Almost 30 constitutional scholars and political scientists from around the world joined Maryland Carey Law faculty March 2 in celebrating Mark Graber’s appointment as a University System of Maryland Regents Professor. Graber, a leading authority on constitutional law and politics, is the only faculty member of the University of Maryland, Baltimore to receive the honor.
“Mark joins an elite group, as one of just seven Regents Professors in the System’s history,” said Dean Donald B. Tobin. “We couldn’t be more proud of our colleague or more thrilled for his success.”
Scholars recognize Graber as the founder of the American Constitutional Development movement, which uses tools from law, history, government and political science to analyze constitutional doctrine. “I think it is fair to say that [Graber’s] is the leading figure in the field of American constitutional development, bar none,” remarked Sanford Levinson, professor at the University of Texas Law School.

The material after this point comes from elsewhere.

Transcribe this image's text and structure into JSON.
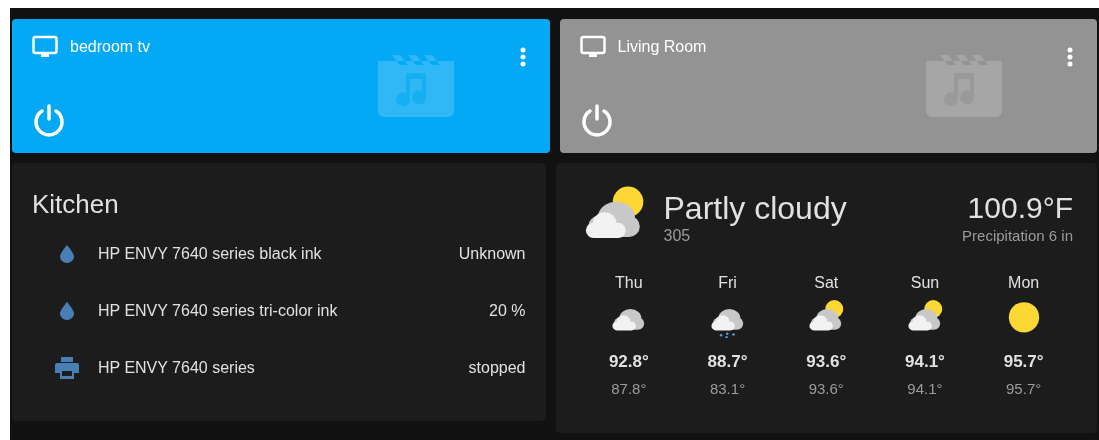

The appointment celebration included a lecture from Graber that explored what may be a crisis of constitutionalism in the US and a discussion of the four factors he believes are necessary to maintain a healthy constitutional democracy. These include:
Graber’s presentation was part of the 2017 Maryland Discussion Group on Constitutionalism, an annual event known as the “Schmooze,” that this year attracted scholars from Yale, Harvard, Princeton, Georgetown, UC Berkeley and other U.S. universities as well as faculty from several international institutions, including Oxford and Hebrew Universities. Participants, who share informal papers, discussed whether the recent election in the U.S., the Brexit referendum and the failed coup in Turkey are evidence of a global crisis in constitutional democracies.
Graber’s view was clear. “We cannot escape politics,” he said in closing his presentation. “Constitutional democracy will survive…only if we persuade our fellow citizens of [its] virtues and preconditions through existing channels of communication and mobilization or the new channels of mobilization and persuasion we create…”